On the High Line

Sina Najafi

In the early decades of the twentieth century, large sections of the West Side of Manhattan were taken up by piers for passenger and cargo ships. The cargo would be placed on trains that ran along tracks on 10th Avenue and then transported directly to other parts of the country. As the population of Manhattan increased, however, and the West Side became more crowded, the trains would often run over pedestrians and horse carts, a situation that finally earned 10th Avenue the nickname "Death Avenue."

In the 1920s, a solution was proposed that was finally implemented in 1934. The railroad was to run on elevated tracks from the West Village to 34th Street, at which point it joined up with the central New York rail system. The resulting High Line was in use until 1980. Legend has it that the last train to run on the tracks took three carloads of frozen turkeys. ­


Joel Sternfeld The High Line, Looking East Towards the Empire State Building, January 2001. Courtesy Pace McGill Gallery.

After falling into disuse, the High Line continued its suspended existence over Manhattan and a strange terrain began to take shape. Over the years, the trains' wheels had brought seeds of wildflowers from other parts of the country and these flowers and plants thrived there to create a hybrid landscape. People soon found their way onto the High Line to carry out extralegal activities; signs of the paths carved by these visitors are still visible in places. Other uses for the space have been quite inventive: One man currently living in a building adjoining the High Line can walk over to it by placing a plank between his bedroom and the edge of the structure. He keeps his Christmas tree, lit by a long extension cord, on the tracks.

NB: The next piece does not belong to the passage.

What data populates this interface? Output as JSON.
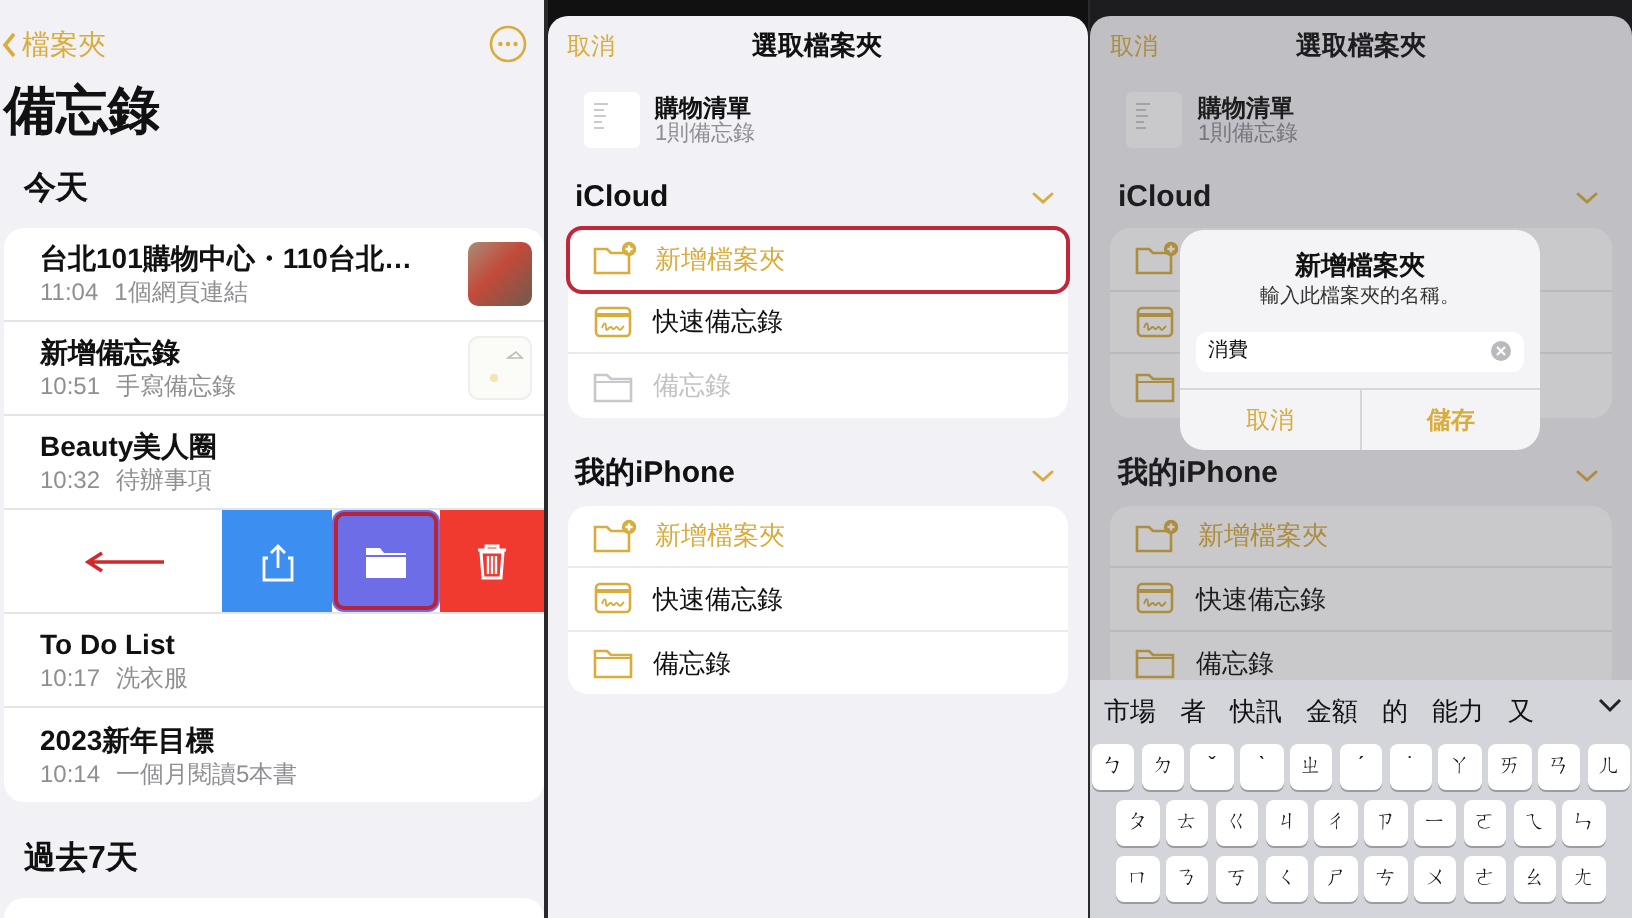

Joel Sternfeld The High Line, Looking North From 26th Street November 2000. Courtesy Pace McGill Gallery.

That the High Line has survived all the various real estate machinations of New York is surprising in a city so willing to erase historical artifacts that might impede real estate development. And in fact the High Line is no longer able to hide in the light of the Hudson River. A group of developers who own property in these desirable parts of Manhattan are now petitioning the city to remove the elevated structure. In response, a group called the Friends of the Park is mounting a campaign to stop the railroad from being dismantled, suggesting instead that a park be built on it.


Joel Sternfeld The High Line, Looking South From 29th Street, Late June Afternoon, 2000. Courtesy Pace McGill Gallery.

The photographs by Joel Sternfeld, a member of the Friends of the Park, are part of a series taken from various places on the High Line. Like some of his earlier photographs of the countryside around Rome and of Hunt Island (where the homeless of New York City are buried), these images are concerned with what Sternfeld calls a degraded landscape. Its beauty is in part generated by the marks left on it from the fractured social history of its surroundings, here the long history of New York as a point of departure and arrival for goods and people. For Sternfeld, the marginal status of the High Line makes that history more present and palpable than if we tried to read it through the city's central artifacts. In this model, urban history functions like an anamorphic drawing: It is only legible if looked at awry, from the periphery.

Sina Najafi is editor-in-chief of Cabinet and co-director of Immaterial Incorporated.

Cabinet is a non-profit organization supported by the Lambent Foundation, the Orphiflamme Foundation, the New York Council on the Arts, the NYC Department of Cultural Affairs, the National Endowment for the Arts, the Andy Warhol Foundation for the Visual Arts, the Katchadourian Family Foundation, Goldman Sachs Gives, the Danielson Foundation, and many generous individuals. Please consider making a tax-deductible donation by visiting here.